On Christmas Day, Rev Russ Grinter asked, “Who do you worship?” Who or what is worthy to give yourself to? We all worship but worshipping people, stuff or self leaves us incomplete. In Matthew 2:1-12 we read about the Wise Guys who came to worship Jesus, the Wrong Guys who didn’t and see that Wise Guys today worship and have the joy of Jesus.
What we pray for indicates our priorities. John 17:13-19 continues Jesus’ prayer. After praying for God’s glory, he prays for his disciples and gives insight into his priorities. He wants his followers to have joy, even in the face of trials – not just happiness in good circumstances. He wants his followers to be kept safe, from the evil one and their own hearts. He wants them to be set apart from the world, yet sent into the world to continue his work. Do we share the same priorities as Jesus?
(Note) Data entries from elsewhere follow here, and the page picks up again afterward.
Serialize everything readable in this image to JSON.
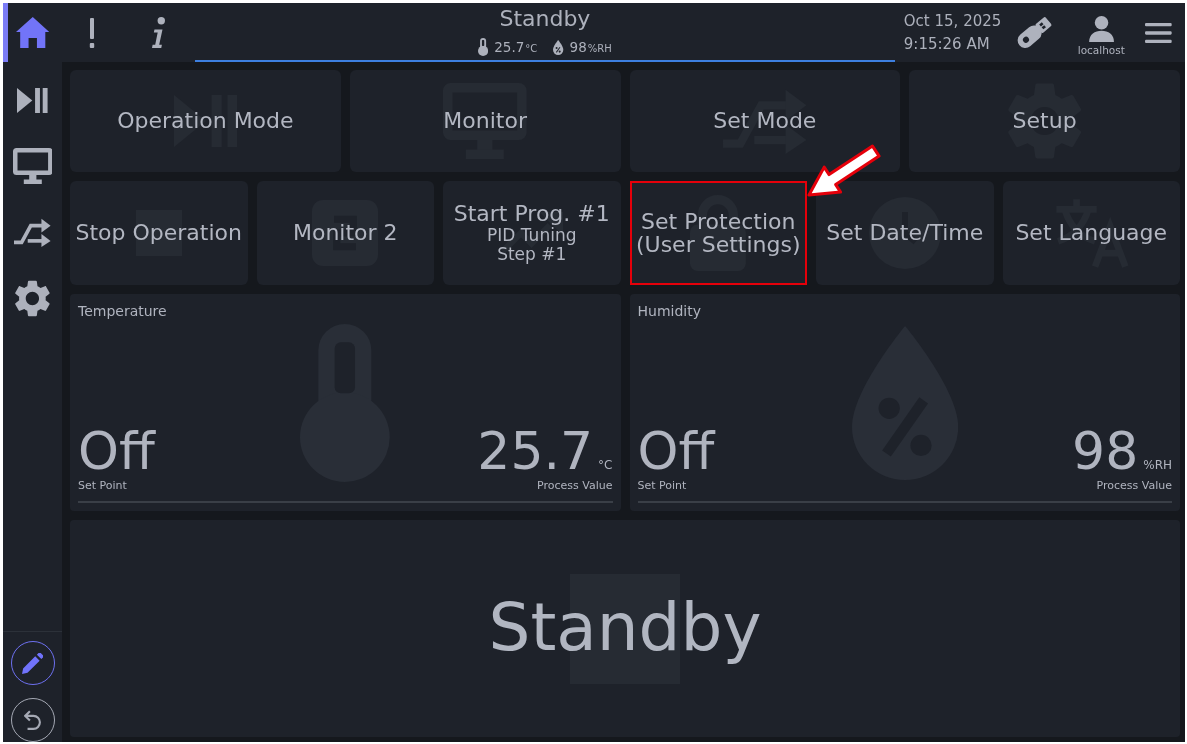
{
  "sidebar": {
    "items": [
      {
        "kind": "home",
        "selected": true
      },
      {
        "kind": "operation",
        "selected": false
      },
      {
        "kind": "monitor",
        "selected": false
      },
      {
        "kind": "set_mode",
        "selected": false
      },
      {
        "kind": "setup",
        "selected": false
      }
    ],
    "tools": [
      {
        "kind": "edit",
        "active": true
      },
      {
        "kind": "undo",
        "active": false
      }
    ]
  },
  "header": {
    "buttons": [
      {
        "kind": "alert"
      },
      {
        "kind": "info"
      }
    ],
    "status": "Standby",
    "readings": [
      {
        "kind": "temperature",
        "value": "25.7",
        "unit": "°C"
      },
      {
        "kind": "humidity",
        "value": "98",
        "unit": "%RH"
      }
    ],
    "date": "Oct 15, 2025",
    "time": "9:15:26 AM",
    "user": "localhost"
  },
  "tiles": [
    [
      {
        "kind": "operation",
        "label": "Operation Mode",
        "highlighted": false
      },
      {
        "kind": "monitor",
        "label": "Monitor",
        "highlighted": false
      },
      {
        "kind": "set_mode",
        "label": "Set Mode",
        "highlighted": false
      },
      {
        "kind": "setup",
        "label": "Setup",
        "highlighted": false
      }
    ],
    [
      {
        "kind": "stop",
        "label": "Stop Operation",
        "highlighted": false
      },
      {
        "kind": "monitor_2",
        "label": "Monitor 2",
        "highlighted": false
      },
      {
        "kind": "program",
        "label": "Start Prog. #1",
        "details": [
          "PID Tuning",
          "Step #1"
        ],
        "highlighted": false
      },
      {
        "kind": "protection",
        "label": "Set Protection (User Settings)",
        "highlighted": true
      },
      {
        "kind": "date_time",
        "label": "Set Date/Time",
        "highlighted": false
      },
      {
        "kind": "language",
        "label": "Set Language",
        "highlighted": false
      }
    ]
  ],
  "panels": [
    {
      "kind": "temperature",
      "title": "Temperature",
      "set_point": "Off",
      "set_point_label": "Set Point",
      "process_value": "25.7",
      "unit": "°C",
      "process_value_label": "Process Value"
    },
    {
      "kind": "humidity",
      "title": "Humidity",
      "set_point": "Off",
      "set_point_label": "Set Point",
      "process_value": "98",
      "unit": "%RH",
      "process_value_label": "Process Value"
    }
  ],
  "status_panel": {
    "text": "Standby"
  }
}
Russ Grinter brings our attention to the day they brought a woman caught in the act of adultery to Jesus with the intent on having her stoned to death. This put Jesus into a trap. Releasing her without judgement would mean he was soft on sin. However to condemn her would have been inconsistent with his purpose. Instead, Jesus chose to forgive her and pay for her sins himself and told her to ‘sin no more’. Where the Law demands our judgement, Jesus gives grace that completely covers the sins of the guilty.
Russ Grinter asked us to consider what is noteworthy about the new year. More than wishing “happy new year” and resolving to seek happiness ourselves, in 2 Corinthians 5:11-21 we read that Jesus makes us really new. From now on, our identity should be in Christ – not what we do or how the world sees us. We should not depend on our effort but on what Jesus has done as our substitute. By faith, God looks at us and sees Jesus’ righteousness. Jesus makes us really new.
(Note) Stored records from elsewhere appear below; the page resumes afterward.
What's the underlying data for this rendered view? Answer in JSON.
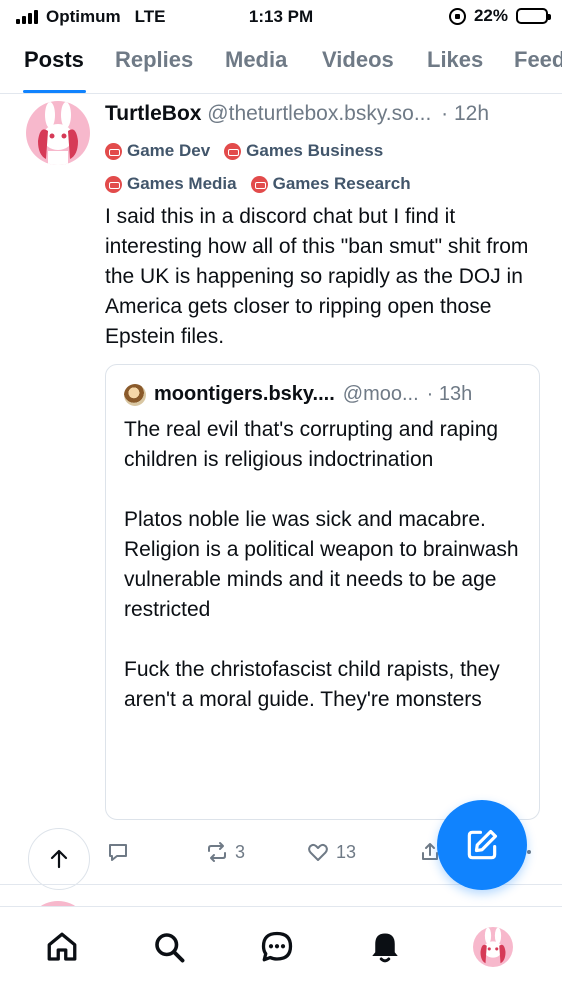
{
  "status_bar": {
    "carrier": "Optimum",
    "network": "LTE",
    "time": "1:13 PM",
    "battery": "22%",
    "battery_level": 0.22
  },
  "tabs": [
    {
      "label": "Posts",
      "active": true
    },
    {
      "label": "Replies",
      "active": false
    },
    {
      "label": "Media",
      "active": false
    },
    {
      "label": "Videos",
      "active": false
    },
    {
      "label": "Likes",
      "active": false
    },
    {
      "label": "Feeds",
      "active": false
    }
  ],
  "post": {
    "display_name": "TurtleBox",
    "handle": "@theturtlebox.bsky.so...",
    "time": "· 12h",
    "labels": [
      "Game Dev",
      "Games Business",
      "Games Media",
      "Games Research"
    ],
    "text": "I said this in a discord chat but I find it interesting how all of this \"ban smut\" shit from the UK is happening so rapidly as the DOJ in America gets closer to ripping open those Epstein files.",
    "quote": {
      "display_name": "moontigers.bsky....",
      "handle": "@moo...",
      "time": "· 13h",
      "text": "The real evil that's corrupting and raping children is religious indoctrination\n\nPlatos noble lie was sick and macabre. Religion is a political weapon to brainwash vulnerable minds and it needs to be age restricted\n\nFuck the christofascist child rapists, they aren't a moral guide. They're monsters"
    },
    "actions": {
      "reposts": "3",
      "likes": "13"
    }
  },
  "colors": {
    "accent": "#1083fe",
    "label_icon": "#e24b4b",
    "muted_text": "#6f7a86"
  },
  "bottom_nav": [
    {
      "icon": "home-icon"
    },
    {
      "icon": "search-icon"
    },
    {
      "icon": "chat-icon"
    },
    {
      "icon": "bell-icon"
    },
    {
      "icon": "profile-avatar"
    }
  ]
}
Russ Grinter’s message on Luke 18 concerns the parable of the Pharisee and the Tax collector. Jesus told this parable to warn those who trusted in themselves and looked down upon others, or in other words, the self-righteous. Because ‘God resists the proud and gives grace to the humble’, it was the tax-collector and not the Pharisee who received the grace that saves. Even within our increasingly secular Australia, self-righteousness still remains and it is still a barrier to receiving the salvation that God offers.
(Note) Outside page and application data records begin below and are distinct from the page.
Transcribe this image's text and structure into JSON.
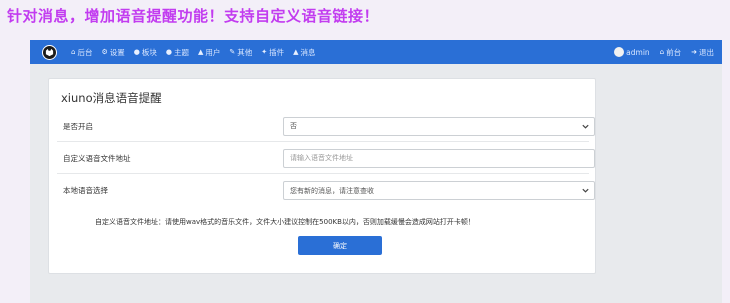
{
  "banner": "针对消息，增加语音提醒功能！支持自定义语音链接！",
  "nav": {
    "items": [
      {
        "icon": "home-icon",
        "glyph": "⌂",
        "label": "后台"
      },
      {
        "icon": "gear-icon",
        "glyph": "⚙",
        "label": "设置"
      },
      {
        "icon": "chat-icon",
        "glyph": "●",
        "label": "板块"
      },
      {
        "icon": "comment-icon",
        "glyph": "●",
        "label": "主题"
      },
      {
        "icon": "user-icon",
        "glyph": "▲",
        "label": "用户"
      },
      {
        "icon": "wrench-icon",
        "glyph": "✎",
        "label": "其他"
      },
      {
        "icon": "plugin-icon",
        "glyph": "✦",
        "label": "插件"
      },
      {
        "icon": "bell-icon",
        "glyph": "▲",
        "label": "消息"
      }
    ],
    "right": [
      {
        "icon": "avatar-icon",
        "label": "admin"
      },
      {
        "icon": "home-icon",
        "glyph": "⌂",
        "label": "前台"
      },
      {
        "icon": "logout-icon",
        "glyph": "➜",
        "label": "退出"
      }
    ]
  },
  "card": {
    "title": "xiuno消息语音提醒",
    "enable": {
      "label": "是否开启",
      "value": "否"
    },
    "custom_url": {
      "label": "自定义语音文件地址",
      "placeholder": "请输入语音文件地址"
    },
    "local": {
      "label": "本地语音选择",
      "value": "您有新的消息，请注意查收"
    },
    "hint": "自定义语音文件地址：请使用wav格式的音乐文件，文件大小建议控制在500KB以内，否则加载缓慢会造成网站打开卡顿！",
    "submit": "确定"
  }
}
Russ Grinter spoke from Matthew 9:35-38 and asked us about our prayers. Our prayers can be self-centred but our growth in the gospel – the good news that Jesus is Lord – ought to change that. Jesus says many are ready to hear this good news but few are ready to proclaim it. He tells us to pray that God would raise up workers for this harvest and equip us for this work. Sharing God’s concern for the lost changes our priorities and our prayers.